Did I mention he was also part of the Manhattan Project and was involved in the Bikini Atoll nuclear weapons tests as well? This video is an amazing look into how recording were made, and how a true legend made them. Check out Tom Dowd’s Wikipedia entry as well.
Sad news today
“US jazz tenor saxophonist Johnny Griffin, who played alongside such luminaries as Lionel Hampton, Art Blakey and Thelonius Monk, died Friday in France, his agent Helene Manfredi said. He was 80.
Nicknamed the Little Giant, Griffin was due to perform Friday evening alongside US organist Rhoda Scott, French saxophonist Olivier Temime and drummer Julie Saury.
Griffin died at home in Mauprevoir, a village in the west-central La Vienne district, where he had spent the last 18 years of his life. The cause of death was not disclosed.”
Here is a review of the forementioned John Coltrane Reference Book.

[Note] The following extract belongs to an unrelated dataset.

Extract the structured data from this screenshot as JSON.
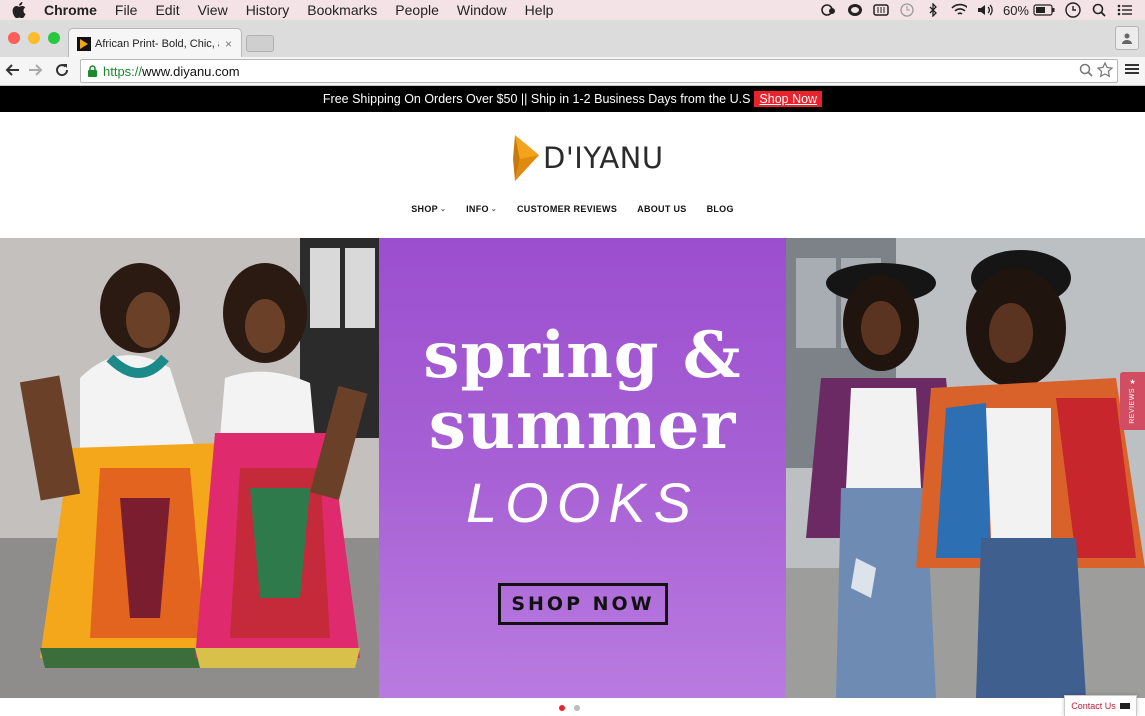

Porter combines meticulous scholarship with an eye for telling details, the revealing and necessary details about Coltrane’s life and music that constantly open up new perspectives. There is no gratuitous quoting of literary figures irrelevant to Coltrane, or bizarre factoids (the attendance at a New York Museum of Modern Art Chagall show the year Coltrane’s classic quartet recorded at The Village Vanguard (see page 69 in Ratliff).
Though the price is still daunting……$150
There is a new Coltrane book out by Lewis Porter, Chris DeVito, David Wild, Yasuhiro Fujioka, and Wolf Schmaler.
Few jazz musicians have had the lasting influence or attracted as much scholarly study as John Coltrane. Yet, despite dozens of books, hundreds of articles, and his own recorded legacy, the “facts” about Coltrane’s life and work have never been definitely established. Well-known Coltrane biographer and jazz educator Lewis Porter has assembled an international team of scholars to write The John Coltrane Reference, an indispensable guide to the life and music of John Coltrane.
The John Coltrane Reference features a a day-by-day chronology, which extends from 1926-1967, detailing Coltrane’s early years and every live performance given by Coltrane as either a sideman or leader, and a discography offering full session information from the first year of recordings, 1946, to the last, 1967. The appendices list every film and television appearance, as well as every recorded interview. Richly illustrated with over 250 album covers and photos from the collection of Yasuhiro Fujioka, The John Coltrane Reference will find a place in every major library supporting a jazz studies program, as well as John Coltrane enthusiasts.
At a whopping $150 for 608 pages, is this a must own for Coltrane nuts?
One of the greatest pianists, Oscar Peterson, died today. I was lucky to see him once in concert. Amazing. He was probably around 75 at the time. He made it look easy. He will be missed.